One event I have been enjoying cooking for has been the Bread Baking Day. Every time a theme is announced it makes me go look for some new bread I can try my hand at baking. This is my third BBD event.
The first time the theme was “filled breads”. I made a bread with onion, tomato and bell pepper filling and decoratively shaped into a herringbone pattern. Then the next month’s theme turned out to be shaped bread! So I decided to make a flat decorative Onion Fougasse. That’s when this month’s theme turns out to be flat breads! So what’s going on? Seems like I am making this month’s theme the previous month, if you get my drift.
That aside, this month’s theme is flat breads. I realized I didn’t have to venture out of India. We have a thousand kinds (well, I’m exaggerating a bit) of flatbreads made out every kind of grain flour. I decided to make a naan or “naan bread” as it seems to be known in many parts of the world.

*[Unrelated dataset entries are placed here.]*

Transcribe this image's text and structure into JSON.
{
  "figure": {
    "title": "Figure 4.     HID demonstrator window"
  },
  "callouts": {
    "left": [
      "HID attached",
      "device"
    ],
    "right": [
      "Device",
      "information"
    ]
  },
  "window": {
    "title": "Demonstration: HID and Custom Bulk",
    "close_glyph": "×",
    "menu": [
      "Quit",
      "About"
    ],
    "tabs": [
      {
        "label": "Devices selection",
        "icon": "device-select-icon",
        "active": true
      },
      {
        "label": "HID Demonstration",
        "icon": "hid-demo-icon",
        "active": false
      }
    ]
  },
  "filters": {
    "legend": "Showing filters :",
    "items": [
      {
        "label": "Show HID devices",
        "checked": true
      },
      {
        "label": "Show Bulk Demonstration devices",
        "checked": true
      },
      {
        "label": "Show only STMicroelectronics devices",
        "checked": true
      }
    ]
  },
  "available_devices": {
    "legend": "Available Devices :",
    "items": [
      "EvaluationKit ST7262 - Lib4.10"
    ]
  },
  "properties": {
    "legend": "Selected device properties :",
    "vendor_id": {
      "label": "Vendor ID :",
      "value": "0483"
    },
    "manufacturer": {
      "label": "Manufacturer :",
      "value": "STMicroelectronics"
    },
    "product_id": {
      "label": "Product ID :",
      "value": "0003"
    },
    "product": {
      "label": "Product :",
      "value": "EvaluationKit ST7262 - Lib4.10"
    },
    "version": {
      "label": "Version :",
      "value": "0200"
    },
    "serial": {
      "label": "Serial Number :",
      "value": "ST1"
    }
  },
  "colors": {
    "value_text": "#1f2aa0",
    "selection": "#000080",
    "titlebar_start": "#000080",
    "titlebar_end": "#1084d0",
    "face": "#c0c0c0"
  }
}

A naan is a yeasted flat bread made from wheat flour, traditionally in Northern India but today can be found in every part of the country and has become synonymous with Punjabi food. It is found in many avatars all over Central and South Asia so it must have come into India with early travelers or invaders.
A naan is cooked in a clay oven called a “tandoor” which can reach temperatures of about 500C. The naan is wet on one side and slapped onto the sides of the tandoor to cook till done. The taste of tandoor cooked or “tandoori” naans, or rotis is next to none. But a cast iron griddle on the stove top also works. Here’s how I make naans at home.